Commenting on the restrictions in Paris, Jenny Bates, campaigner at Friends of the Earth London, said, “The French are right to get tough on air pollution – it’s time we did the same in this country, too.
“Tens of thousands of people die prematurely in Britain every year because of poor air quality, and the EU has now launched legal proceeding over our failure to tackle it.”
The campaign group said the situation was particularly bad in London and added that the government had “done far too little” to solve the issue. Friends of the Earth urged “strong and urgent measures”, including making provisions for more affordable public transport, making it safer for people to cycle in the capital and providing better public information on poor air quality, to end the “national scandal”.
Research has previously suggested that exposure to particulate matter below the current limits lead to higher risk of heart attacks and other coronary events.

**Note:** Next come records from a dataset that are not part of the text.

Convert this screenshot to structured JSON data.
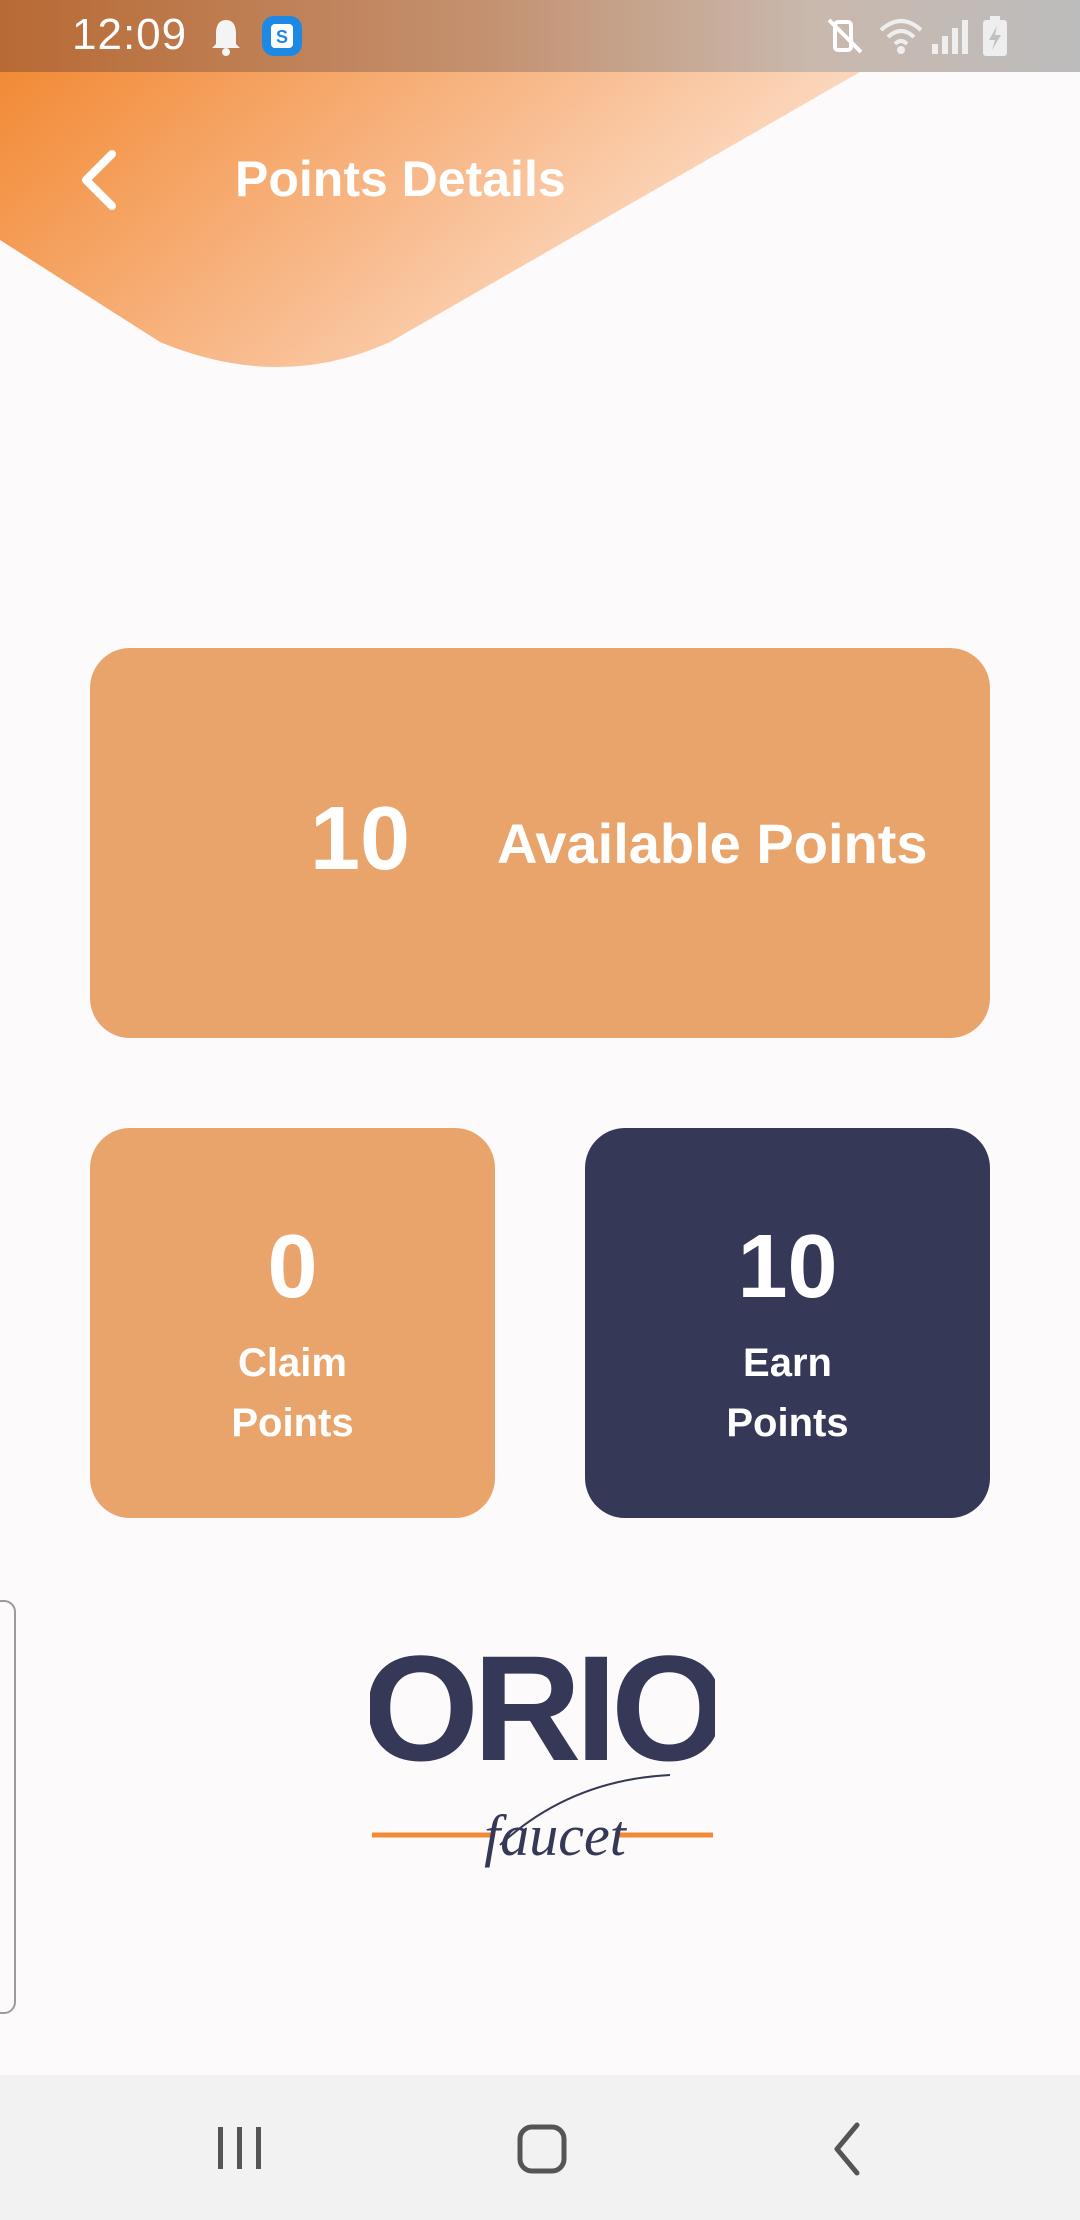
{
  "status_bar": {
    "time": "12:09",
    "icons": [
      "notification-bell-icon",
      "app-s-icon",
      "mute-vibrate-icon",
      "wifi-icon",
      "signal-icon",
      "battery-charging-icon"
    ]
  },
  "header": {
    "title": "Points Details",
    "back_icon": "chevron-left-icon",
    "gradient_colors": [
      "#f28a35",
      "#fde4d2"
    ]
  },
  "points": {
    "available": {
      "value": "10",
      "label": "Available Points",
      "color": "#e9a46c"
    },
    "claim": {
      "value": "0",
      "label_line1": "Claim",
      "label_line2": "Points",
      "color": "#e9a46c"
    },
    "earn": {
      "value": "10",
      "label_line1": "Earn",
      "label_line2": "Points",
      "color": "#353856"
    }
  },
  "logo": {
    "brand": "ORIO",
    "tagline": "faucet"
  },
  "nav_bar": {
    "buttons": [
      "recent-apps-icon",
      "home-icon",
      "back-icon"
    ]
  }
}
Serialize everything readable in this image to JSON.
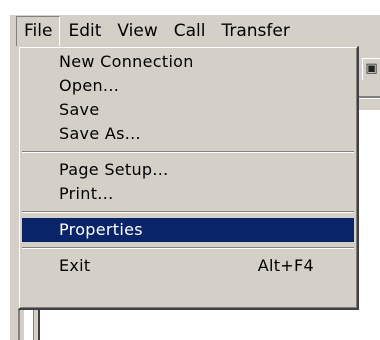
{
  "menubar": {
    "items": [
      {
        "label": "File"
      },
      {
        "label": "Edit"
      },
      {
        "label": "View"
      },
      {
        "label": "Call"
      },
      {
        "label": "Transfer"
      }
    ]
  },
  "file_menu": {
    "group1": [
      {
        "label": "New Connection"
      },
      {
        "label": "Open..."
      },
      {
        "label": "Save"
      },
      {
        "label": "Save As..."
      }
    ],
    "group2": [
      {
        "label": "Page Setup..."
      },
      {
        "label": "Print..."
      }
    ],
    "group3": [
      {
        "label": "Properties",
        "selected": true
      }
    ],
    "group4": [
      {
        "label": "Exit",
        "shortcut": "Alt+F4"
      }
    ]
  },
  "colors": {
    "menu_face": "#d4d0c8",
    "highlight": "#0a246a",
    "highlight_text": "#ffffff"
  },
  "icons": {
    "toolbar_button": "toolbar-button-icon"
  }
}
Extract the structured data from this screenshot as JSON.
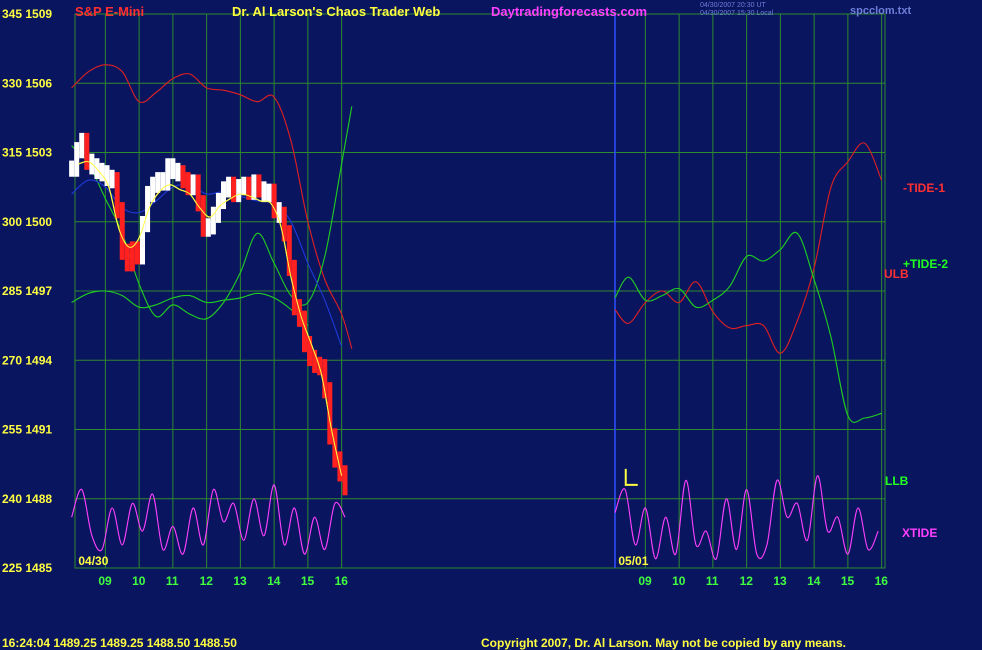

According to the European Environment Agency, as many as nine out of 10 people living in European cities are breathing air that is so polluted that it could shorten their life expectancy.
The findings have led to calls for governments to take action and ensure they meet both emission reduction and air quality targets.